Governments should prepare for the worst if aliens visit earth because beings from outer space are likely to be just like humans, a leading scientist is claiming.
Extra-terrestrials might not only resemble us but have our foibles, such as greed, violence and a tendency to exploit others’ resources, says Simon Conway Morris, professor of evolutionary paleobiology at Cambridge University.
And while aliens could come in peace they are quite as likely to be searching for somewhere to live, and to help themselves to water, minerals and fuel, Conway Morris will tell a conference at the Royal Society.
His lecture is part of a two-day conference at which experts will discuss how we might detect life on distant planets and what that could mean for society. “Extra-terrestrials … won’t be splodges of glue … they could be disturbingly like us, and that might not be a good thing – we don’t have a great record.”

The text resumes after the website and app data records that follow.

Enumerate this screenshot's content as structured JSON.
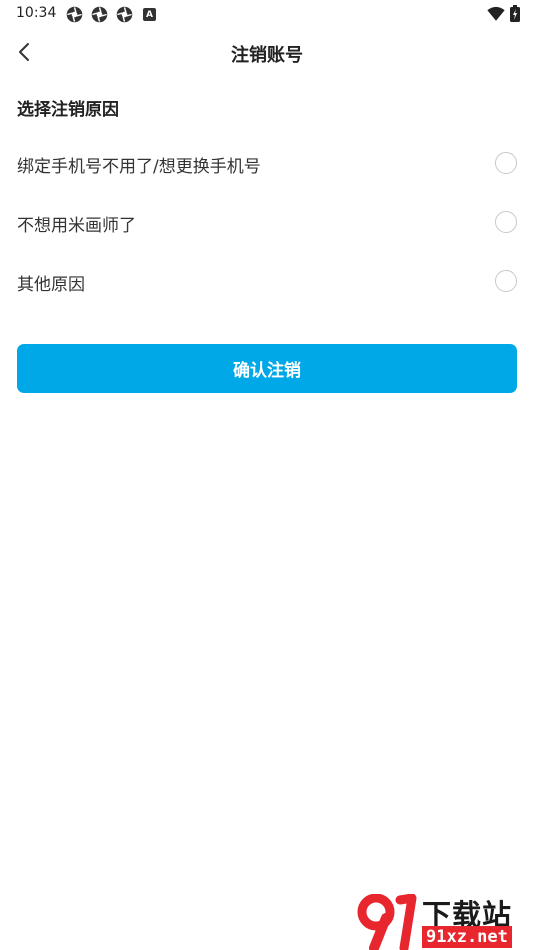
{
  "status_bar": {
    "time": "10:34",
    "notification_icons": [
      "aperture-icon",
      "aperture-icon",
      "aperture-icon",
      "a-box-icon"
    ],
    "a_icon_letter": "A",
    "right_icons": [
      "wifi-icon",
      "battery-icon"
    ]
  },
  "header": {
    "back_icon": "chevron-left-icon",
    "title": "注销账号"
  },
  "section": {
    "title": "选择注销原因"
  },
  "reasons": [
    {
      "label": "绑定手机号不用了/想更换手机号",
      "selected": false
    },
    {
      "label": "不想用米画师了",
      "selected": false
    },
    {
      "label": "其他原因",
      "selected": false
    }
  ],
  "confirm_button": {
    "label": "确认注销",
    "color": "#00a8e8"
  },
  "watermark": {
    "title": "下载站",
    "url": "91xz.net",
    "accent": "#e8262e"
  }
}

The US space agency’s search for alien life is based upon the mantra “follow the water”, a strategy reflecting the fact that, on earth, where there’s water there’s life.
Astronomers have detected more than 400 planets outside our solar system, some of which sit in the “Goldilocks zone” where the temperature is neither too hot nor too cold for liquid water to form.
Conway Morris will argue that alien life is most likely to occur on a planet similar to our own, with organisms made from the same biochemicals. The process of evolution will even shape alien life in a similar way, he added.